## Records to use
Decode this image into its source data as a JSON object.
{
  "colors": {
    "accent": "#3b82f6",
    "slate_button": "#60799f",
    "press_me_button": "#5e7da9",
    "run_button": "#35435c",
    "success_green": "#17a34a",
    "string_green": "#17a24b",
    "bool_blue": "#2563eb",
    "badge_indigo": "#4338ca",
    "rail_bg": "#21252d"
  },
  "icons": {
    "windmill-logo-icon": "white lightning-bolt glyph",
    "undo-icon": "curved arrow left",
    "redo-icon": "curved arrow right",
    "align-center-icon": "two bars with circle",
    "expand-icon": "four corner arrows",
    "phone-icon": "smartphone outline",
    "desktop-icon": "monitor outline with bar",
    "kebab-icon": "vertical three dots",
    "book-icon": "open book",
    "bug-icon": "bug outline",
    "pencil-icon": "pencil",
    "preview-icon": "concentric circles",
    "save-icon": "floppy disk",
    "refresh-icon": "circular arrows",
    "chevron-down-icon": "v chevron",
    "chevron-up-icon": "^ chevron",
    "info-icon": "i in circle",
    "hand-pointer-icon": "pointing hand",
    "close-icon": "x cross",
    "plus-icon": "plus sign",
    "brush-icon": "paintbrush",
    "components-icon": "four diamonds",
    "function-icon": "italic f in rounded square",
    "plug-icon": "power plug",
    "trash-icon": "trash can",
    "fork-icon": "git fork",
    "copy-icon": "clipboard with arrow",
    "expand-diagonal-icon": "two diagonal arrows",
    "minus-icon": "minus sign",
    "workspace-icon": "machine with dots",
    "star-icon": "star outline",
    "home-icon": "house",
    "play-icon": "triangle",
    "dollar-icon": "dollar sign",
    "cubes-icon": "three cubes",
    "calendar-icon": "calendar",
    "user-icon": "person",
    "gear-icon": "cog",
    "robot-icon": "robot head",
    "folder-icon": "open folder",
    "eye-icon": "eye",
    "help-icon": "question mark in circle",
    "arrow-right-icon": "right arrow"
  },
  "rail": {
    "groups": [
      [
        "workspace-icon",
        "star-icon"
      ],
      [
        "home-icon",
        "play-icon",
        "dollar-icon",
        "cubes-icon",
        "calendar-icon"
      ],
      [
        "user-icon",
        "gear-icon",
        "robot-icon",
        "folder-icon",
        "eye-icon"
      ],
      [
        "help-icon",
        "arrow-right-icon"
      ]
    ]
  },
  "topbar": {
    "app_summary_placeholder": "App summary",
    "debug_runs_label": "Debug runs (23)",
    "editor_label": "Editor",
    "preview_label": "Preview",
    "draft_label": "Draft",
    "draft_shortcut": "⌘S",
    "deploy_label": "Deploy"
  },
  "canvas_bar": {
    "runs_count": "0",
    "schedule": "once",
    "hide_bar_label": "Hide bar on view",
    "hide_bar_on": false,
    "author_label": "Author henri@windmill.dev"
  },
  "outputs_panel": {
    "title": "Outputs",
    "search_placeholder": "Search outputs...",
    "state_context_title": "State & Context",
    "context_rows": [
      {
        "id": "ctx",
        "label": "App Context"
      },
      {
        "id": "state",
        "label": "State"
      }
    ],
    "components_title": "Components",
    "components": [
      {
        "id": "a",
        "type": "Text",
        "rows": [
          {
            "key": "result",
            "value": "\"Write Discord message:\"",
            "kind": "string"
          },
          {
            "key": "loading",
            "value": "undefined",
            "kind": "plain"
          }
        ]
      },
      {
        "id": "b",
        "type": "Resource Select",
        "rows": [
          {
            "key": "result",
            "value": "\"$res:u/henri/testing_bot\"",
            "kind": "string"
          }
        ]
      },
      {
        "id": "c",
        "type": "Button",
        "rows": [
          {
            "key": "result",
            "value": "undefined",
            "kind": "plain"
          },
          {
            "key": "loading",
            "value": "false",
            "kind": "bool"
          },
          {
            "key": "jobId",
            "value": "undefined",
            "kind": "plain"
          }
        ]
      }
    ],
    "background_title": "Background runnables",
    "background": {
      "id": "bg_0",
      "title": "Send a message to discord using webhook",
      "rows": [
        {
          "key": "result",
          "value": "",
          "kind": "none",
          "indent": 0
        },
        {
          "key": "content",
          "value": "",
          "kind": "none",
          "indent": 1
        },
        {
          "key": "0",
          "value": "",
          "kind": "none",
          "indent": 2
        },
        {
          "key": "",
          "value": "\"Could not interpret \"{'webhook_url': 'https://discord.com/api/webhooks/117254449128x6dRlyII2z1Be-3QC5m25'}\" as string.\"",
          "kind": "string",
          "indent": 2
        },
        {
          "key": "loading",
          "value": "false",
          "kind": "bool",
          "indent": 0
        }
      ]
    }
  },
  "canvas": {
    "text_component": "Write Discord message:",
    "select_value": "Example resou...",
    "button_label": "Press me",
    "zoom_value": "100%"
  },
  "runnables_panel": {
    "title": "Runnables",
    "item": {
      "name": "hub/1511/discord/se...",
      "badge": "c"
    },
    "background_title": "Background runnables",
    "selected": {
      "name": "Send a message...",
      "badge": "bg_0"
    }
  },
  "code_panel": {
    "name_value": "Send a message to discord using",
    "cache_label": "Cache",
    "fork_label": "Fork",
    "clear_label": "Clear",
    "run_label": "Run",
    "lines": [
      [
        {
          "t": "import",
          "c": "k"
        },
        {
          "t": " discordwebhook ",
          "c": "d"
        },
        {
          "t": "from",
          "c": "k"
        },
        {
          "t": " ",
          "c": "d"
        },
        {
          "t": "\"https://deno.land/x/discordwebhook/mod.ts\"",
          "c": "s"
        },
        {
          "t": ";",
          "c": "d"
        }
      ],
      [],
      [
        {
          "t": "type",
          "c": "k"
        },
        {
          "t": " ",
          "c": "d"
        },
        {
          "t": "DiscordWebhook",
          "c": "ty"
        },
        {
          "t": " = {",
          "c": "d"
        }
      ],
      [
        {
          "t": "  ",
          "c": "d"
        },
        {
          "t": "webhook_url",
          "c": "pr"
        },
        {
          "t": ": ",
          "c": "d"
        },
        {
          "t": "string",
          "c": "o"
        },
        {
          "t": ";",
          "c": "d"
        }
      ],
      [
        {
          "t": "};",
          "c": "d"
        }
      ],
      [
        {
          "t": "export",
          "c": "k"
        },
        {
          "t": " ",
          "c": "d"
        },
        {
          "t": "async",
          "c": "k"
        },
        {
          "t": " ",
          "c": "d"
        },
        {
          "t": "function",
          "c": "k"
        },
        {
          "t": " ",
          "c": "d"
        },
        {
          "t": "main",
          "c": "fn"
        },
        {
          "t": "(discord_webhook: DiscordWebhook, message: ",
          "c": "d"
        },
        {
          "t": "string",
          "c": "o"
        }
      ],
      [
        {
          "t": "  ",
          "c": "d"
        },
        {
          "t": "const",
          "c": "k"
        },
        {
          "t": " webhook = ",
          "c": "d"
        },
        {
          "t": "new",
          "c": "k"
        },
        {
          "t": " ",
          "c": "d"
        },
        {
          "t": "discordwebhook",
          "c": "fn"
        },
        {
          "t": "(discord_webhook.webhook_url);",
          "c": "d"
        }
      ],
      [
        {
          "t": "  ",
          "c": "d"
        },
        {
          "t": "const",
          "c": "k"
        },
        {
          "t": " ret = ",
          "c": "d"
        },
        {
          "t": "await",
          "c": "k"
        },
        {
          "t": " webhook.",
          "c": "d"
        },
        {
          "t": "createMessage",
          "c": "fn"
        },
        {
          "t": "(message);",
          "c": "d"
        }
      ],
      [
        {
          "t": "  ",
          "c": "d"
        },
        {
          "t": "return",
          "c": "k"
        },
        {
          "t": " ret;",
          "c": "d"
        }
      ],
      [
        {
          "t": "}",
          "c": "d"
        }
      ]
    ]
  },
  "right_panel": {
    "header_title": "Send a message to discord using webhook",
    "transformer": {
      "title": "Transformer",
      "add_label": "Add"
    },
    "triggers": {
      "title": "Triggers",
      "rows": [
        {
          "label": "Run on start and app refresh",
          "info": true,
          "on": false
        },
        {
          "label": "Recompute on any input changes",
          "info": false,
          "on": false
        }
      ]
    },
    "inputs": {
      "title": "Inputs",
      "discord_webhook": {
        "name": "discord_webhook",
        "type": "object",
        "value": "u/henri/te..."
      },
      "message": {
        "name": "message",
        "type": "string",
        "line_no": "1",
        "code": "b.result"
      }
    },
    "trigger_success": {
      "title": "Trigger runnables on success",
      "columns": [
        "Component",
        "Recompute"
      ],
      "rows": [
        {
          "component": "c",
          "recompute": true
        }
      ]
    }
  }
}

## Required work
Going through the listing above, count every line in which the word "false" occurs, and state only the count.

## Exercise result
6